I recognize it all now, but there’s no telling how much time I’ve wasted in my lifetime lost in this endless cycle of mindlessness. I wasn’t under attack. In fact, I was sitting on the same couch I was when the phone rang in the first place.

Should you find yourself anywhere in the vicinity of my awful example, here are two things to help you break free:

Short-Term Tactic: The Thought Experiment

Acceptability comes in many forms: shame, shyness, etiquette, prudence, perfectionism. No matter what you choose to call it, the impact is to limit, constrain and conform. Concerns over “fitting in” often contribute to small, risk-averse thinking. So for a quick fix, you can return to the present with this thought experiment: “People see all things differently.”

If I like something, I have to imagine that you might not like it. I also have to consider that I may not know what you think about it at all.

How you seem and how you actually are may be two totally different things. How your product or service is portrayed or envisioned and how it actually is may be two totally different things. And what we’re thinking (fearing) and what actually is, is just as likely to be way off the mark.

The key to letting go lies in giving myself permission not to know. The conclusions that others reach have more to do with them anyway.

I’m probably not the first to point out that the same people that you think are judging you are not perfect themselves. I’m also not likely to be the first to point out that people don’t really care that much about you (sorry about that). Yes, we all interact with one another and affect one another, but none of us bases our entire lives around others. We always move on – to ourselves.

Here are few questions you can ask yourself to reframe acceptance issues: Do you give others the benefit of the doubt? Have you ever been surprised by a second impression? Do you ever try to look for the good in others? Their products? Their services? Every tried a food you didn’t originally like for a second time? So you’re a complex person? One last question: What makes you believe that others are any different?

Long-Term Tactic: Let it Be

Becoming aware that we aren’t the self we thought we were is a hallmark of mindfulness. It generally begins with the realization that “our thoughts are not facts.” Just because we think something doesn’t make it true. And the thoughts themselves may be beyond our responsibility – products of our environment, experiences, emotions, biology, etc. There are two immediately recognizable benefits to this awareness:

First, we can forgive ourselves a little, recognizing that our situations and reactions aren’t always freely selected. We can view ourselves a little less critically, and, seeing that the same is true for others, we can be a little less critical of them too.

Second, just because things feel difficult does not mean that we are fundamentally broken. Situations, like thoughts, change. And we are not in control of it all. I can’t will myself not to age or get sick. I can’t prevent pain any more than I can command myself to be happy regardless of circumstance. There are inevitable parts of my life that I simply don’t like much. But that’s no reason to take it so personally.

When I sense my mind growing cluttered and growing more included to judge, one of my favorite activities is to awaken early and watch the sunrise.
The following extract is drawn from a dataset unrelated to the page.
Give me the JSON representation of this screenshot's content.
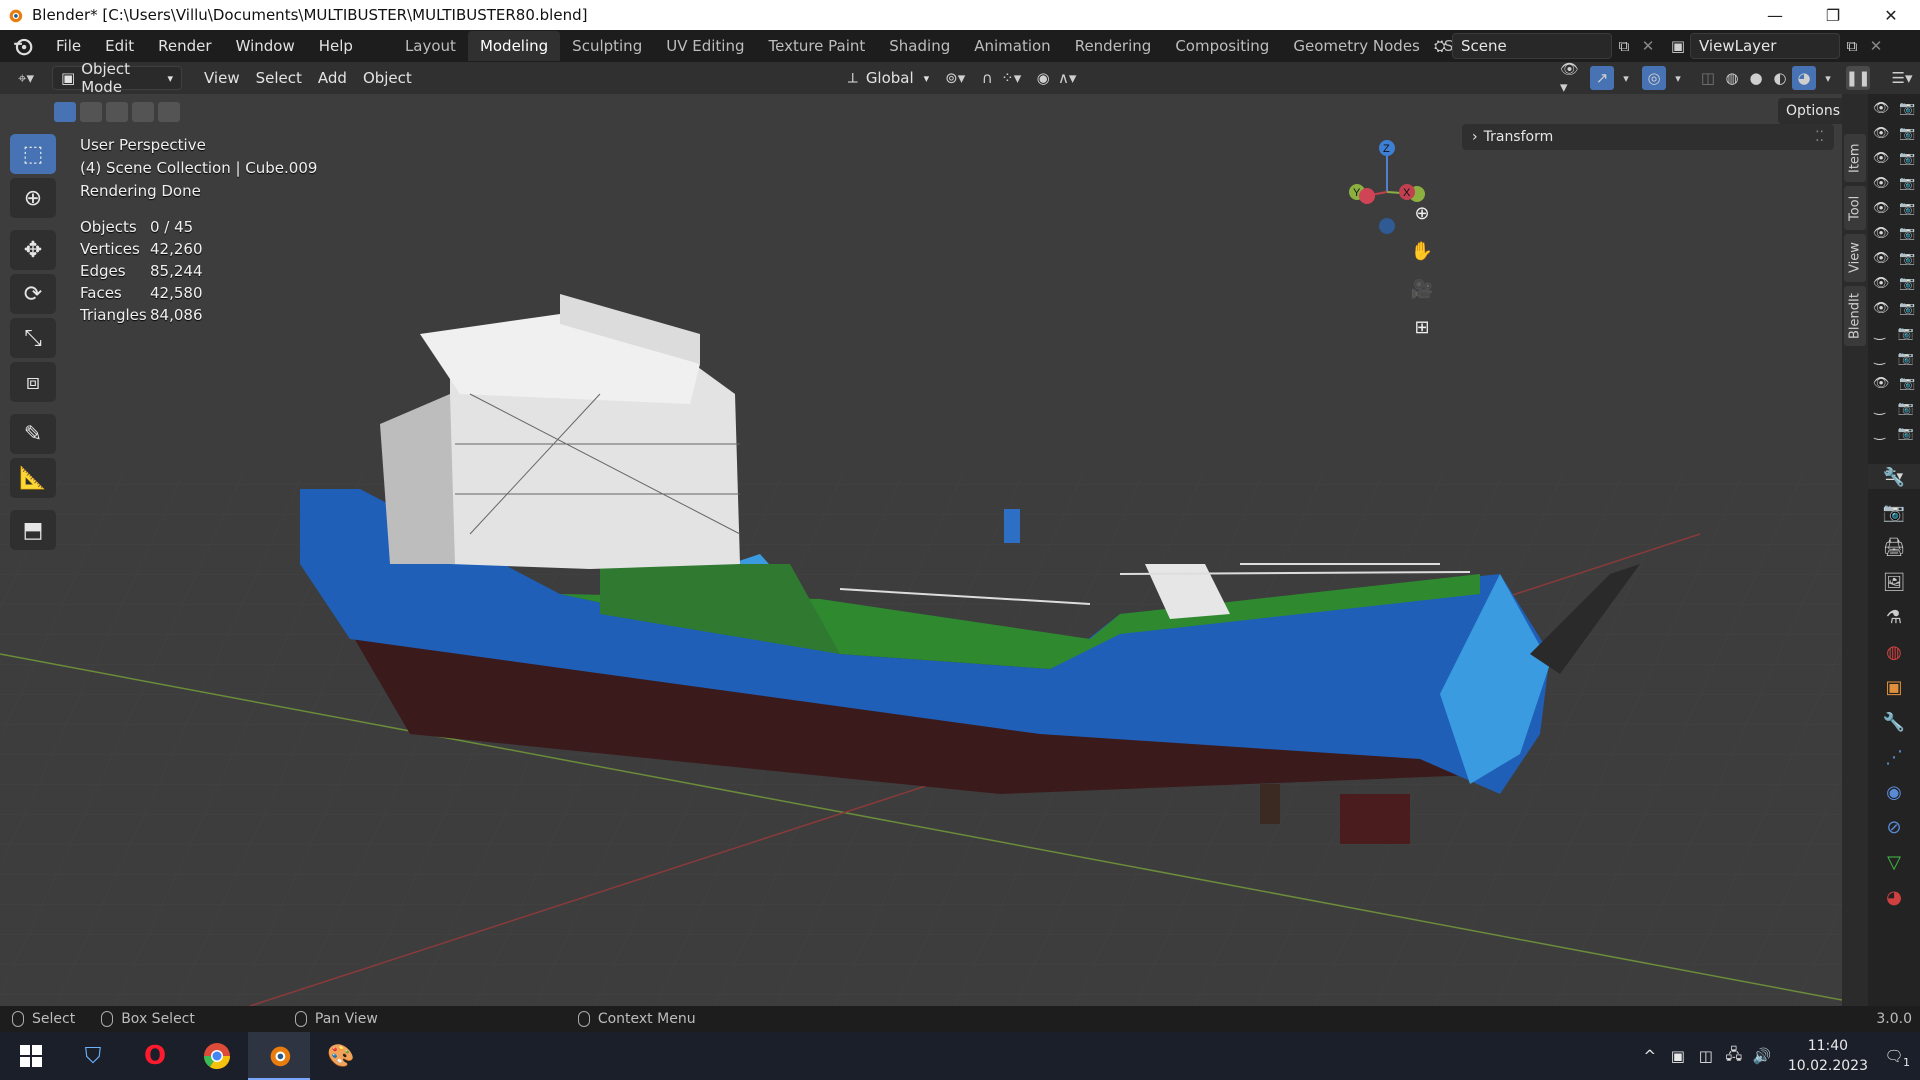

It’s a wonderful reminder that no matter what I’m thinking, no matter what I want to happen, things change (literally going from dark to light) and the world goes on completely outside of my control.

Fear of Acceptance
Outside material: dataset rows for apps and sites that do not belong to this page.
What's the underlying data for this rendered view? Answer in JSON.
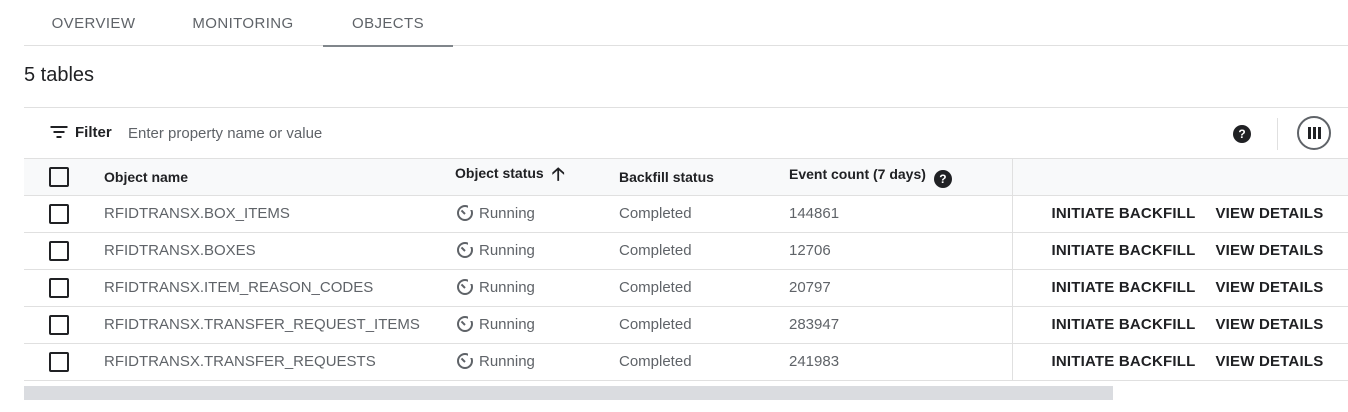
{
  "tabs": [
    "OVERVIEW",
    "MONITORING",
    "OBJECTS"
  ],
  "active_tab": "OBJECTS",
  "count_title": "5 tables",
  "filter": {
    "label": "Filter",
    "placeholder": "Enter property name or value"
  },
  "table": {
    "headers": {
      "name": "Object name",
      "status": "Object status",
      "backfill": "Backfill status",
      "event_count": "Event count (7 days)"
    },
    "sort": {
      "column": "Object status",
      "direction": "ascending"
    },
    "actions": {
      "initiate": "INITIATE BACKFILL",
      "view": "VIEW DETAILS"
    },
    "rows": [
      {
        "name": "RFIDTRANSX.BOX_ITEMS",
        "status": "Running",
        "backfill": "Completed",
        "event_count": "144861"
      },
      {
        "name": "RFIDTRANSX.BOXES",
        "status": "Running",
        "backfill": "Completed",
        "event_count": "12706"
      },
      {
        "name": "RFIDTRANSX.ITEM_REASON_CODES",
        "status": "Running",
        "backfill": "Completed",
        "event_count": "20797"
      },
      {
        "name": "RFIDTRANSX.TRANSFER_REQUEST_ITEMS",
        "status": "Running",
        "backfill": "Completed",
        "event_count": "283947"
      },
      {
        "name": "RFIDTRANSX.TRANSFER_REQUESTS",
        "status": "Running",
        "backfill": "Completed",
        "event_count": "241983"
      }
    ]
  },
  "icons": {
    "filter": "filter-list-icon",
    "help": "help-icon",
    "columns": "column-display-icon",
    "sort": "arrow-upward-icon",
    "status": "running-icon"
  }
}
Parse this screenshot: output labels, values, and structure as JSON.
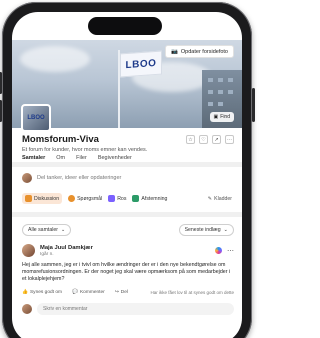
{
  "cover": {
    "update_button": "Opdater forsidefoto",
    "find_chip": "Find",
    "flag_text": "LBOO",
    "logo_text": "LBOO"
  },
  "community": {
    "title": "Momsforum-Viva",
    "description": "Et forum for kunder, hvor moms emner kan vendes.",
    "tabs": [
      "Samtaler",
      "Om",
      "Filer",
      "Begivenheder"
    ]
  },
  "composer": {
    "placeholder": "Del tanker, ideer eller opdateringer",
    "post_types": [
      "Diskussion",
      "Spørgsmål",
      "Ros",
      "Afstemning"
    ],
    "drafts_label": "Kladder"
  },
  "filter": {
    "all_conversations": "Alle samtaler",
    "sort": "Seneste indlæg"
  },
  "post": {
    "author": "Maja Juul Damkjær",
    "time": "Igår n.",
    "body": "Hej alle sammen, jeg er i tvivl om hvilke ændringer der er i den nye bekendtgørelse om momsrefusionsordningen. Er der noget jeg skal være opmærksom på som medarbejder i et lokalplejehjem?",
    "actions": [
      "Synes godt om",
      "Kommenter",
      "Del"
    ],
    "seen_by": "Har ikke fået lov til at synes godt om dette",
    "comment_placeholder": "Skriv en kommentar"
  },
  "colors": {
    "accent": "#5b5fc7",
    "discussion_bg": "#fbe6d6",
    "question_icon": "#e8912d",
    "praise_icon": "#7b61ff",
    "poll_icon": "#2c9b68"
  }
}
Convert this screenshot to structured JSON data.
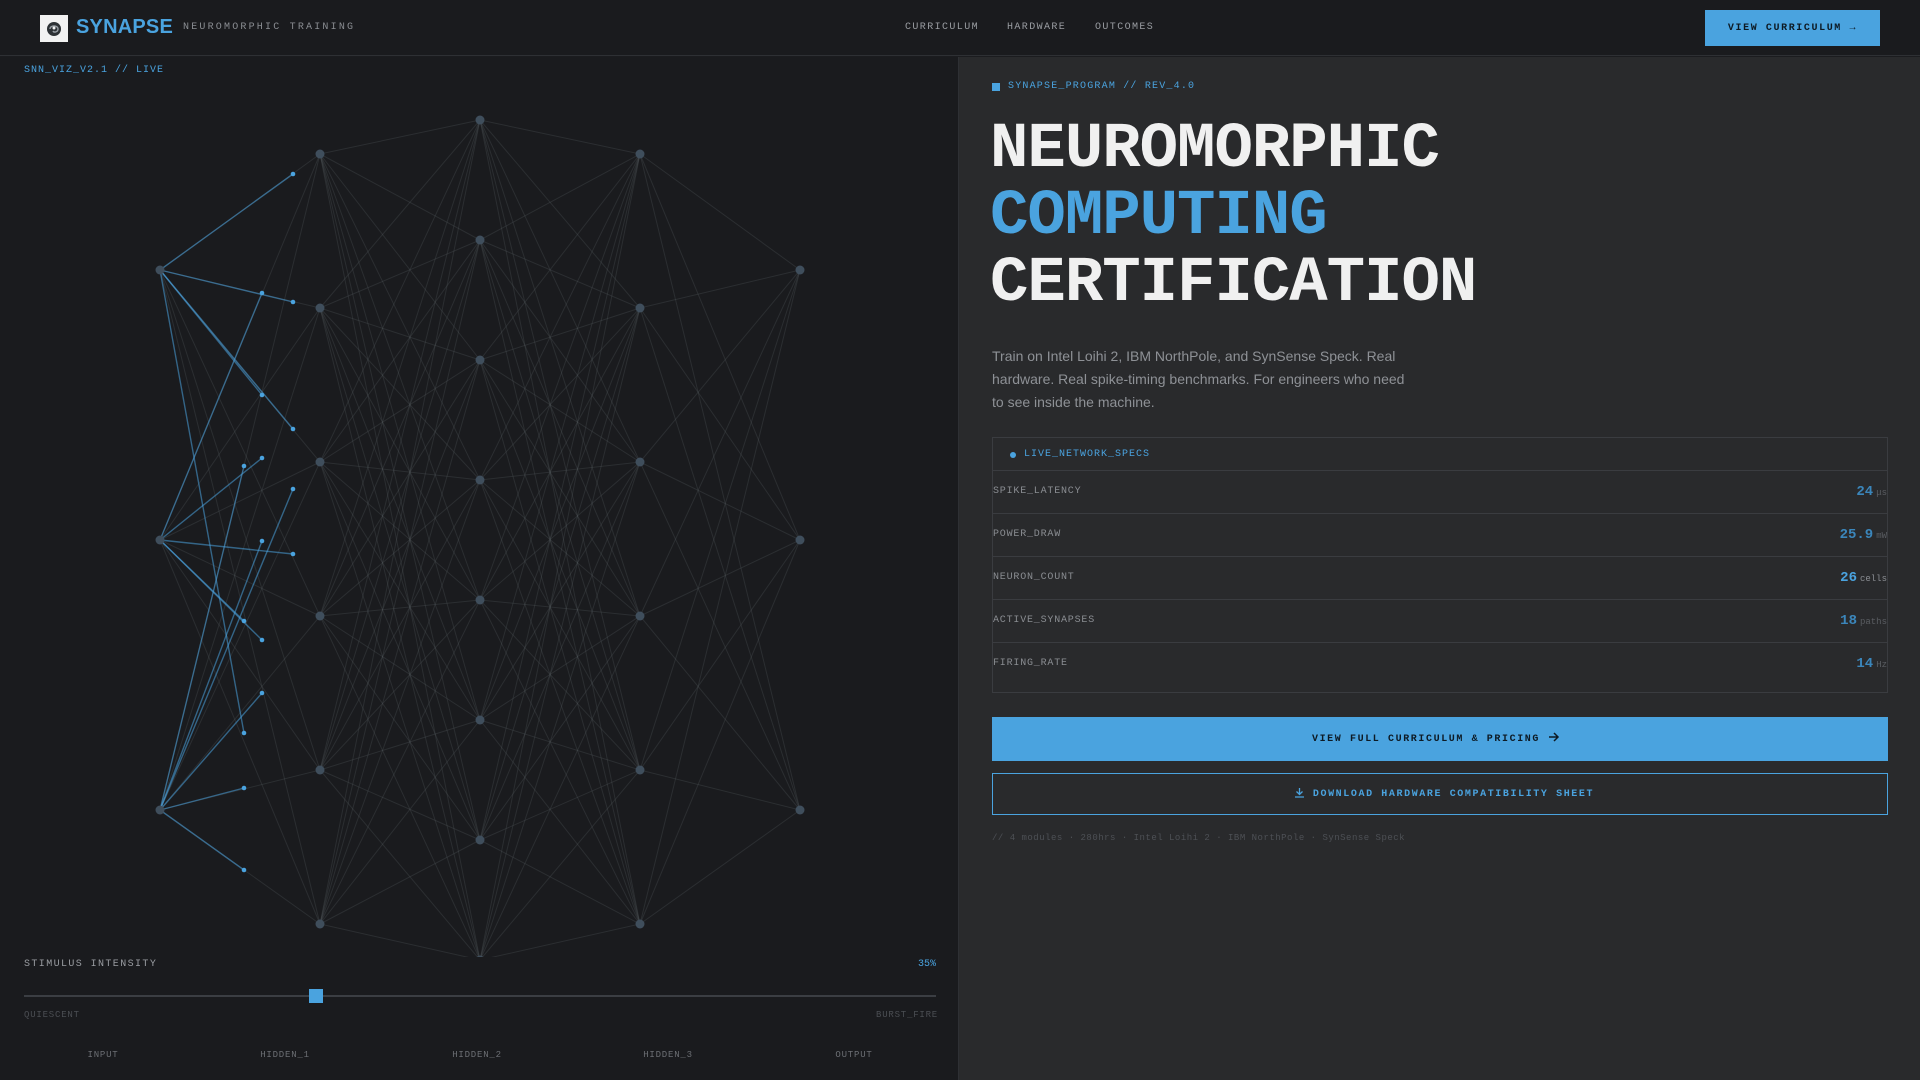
{
  "header": {
    "brand": "SYNAPSE",
    "tagline": "NEUROMORPHIC TRAINING",
    "logo_icon": "brain-icon",
    "nav": [
      {
        "label": "CURRICULUM"
      },
      {
        "label": "HARDWARE"
      },
      {
        "label": "OUTCOMES"
      }
    ],
    "cta_label": "VIEW CURRICULUM →"
  },
  "viz": {
    "label": "SNN_VIZ_V2.1 // LIVE",
    "stimulus": {
      "label": "STIMULUS INTENSITY",
      "value_text": "35%",
      "value": 0.32,
      "min_label": "QUIESCENT",
      "max_label": "BURST_FIRE"
    },
    "layers": [
      "INPUT",
      "HIDDEN_1",
      "HIDDEN_2",
      "HIDDEN_3",
      "OUTPUT"
    ]
  },
  "hero": {
    "eyebrow": "SYNAPSE_PROGRAM // REV_4.0",
    "title_line1": "NEUROMORPHIC",
    "title_line2": "COMPUTING",
    "title_line3": "CERTIFICATION",
    "description": "Train on Intel Loihi 2, IBM NorthPole, and SynSense Speck. Real hardware. Real spike-timing benchmarks. For engineers who need to see inside the machine."
  },
  "specs": {
    "title": "LIVE_NETWORK_SPECS",
    "rows": [
      {
        "name": "SPIKE_LATENCY",
        "value": "24",
        "unit": "μs"
      },
      {
        "name": "POWER_DRAW",
        "value": "25.9",
        "unit": "mW"
      },
      {
        "name": "NEURON_COUNT",
        "value": "26",
        "unit": "cells"
      },
      {
        "name": "ACTIVE_SYNAPSES",
        "value": "18",
        "unit": "paths"
      },
      {
        "name": "FIRING_RATE",
        "value": "14",
        "unit": "Hz"
      }
    ]
  },
  "actions": {
    "primary_label": "VIEW FULL CURRICULUM & PRICING",
    "primary_icon": "arrow-right-icon",
    "secondary_label": "DOWNLOAD HARDWARE COMPATIBILITY SHEET",
    "secondary_icon": "download-icon"
  },
  "footnote": "// 4 modules · 280hrs · Intel Loihi 2 · IBM NorthPole · SynSense Speck",
  "colors": {
    "accent": "#4aa3df",
    "background_left": "#1a1b1e",
    "background_right": "#292a2c"
  }
}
Letting things be is about stopping the doing. Letting go is doing something – it requires effort and energy. Here is an example: Imagine that you are holding a pen in your hand and want to let it go. In order to put the pen down, you have to be holding it. When you continue to want to put it down, you have to “continue” to hold it. And the more effort you apply to “wanting” to let go, the more your grip persists. Instead, just relax your grip and it will fall away.

The mind’s job is to think – and it never stops. That’s just want it does. But the thoughts we have are not facts. So when you find yourself pursuing a mindless thought path, acknowledge the thought or the theme, then let it be. Return to the present. It’s not that hard – you’re already here.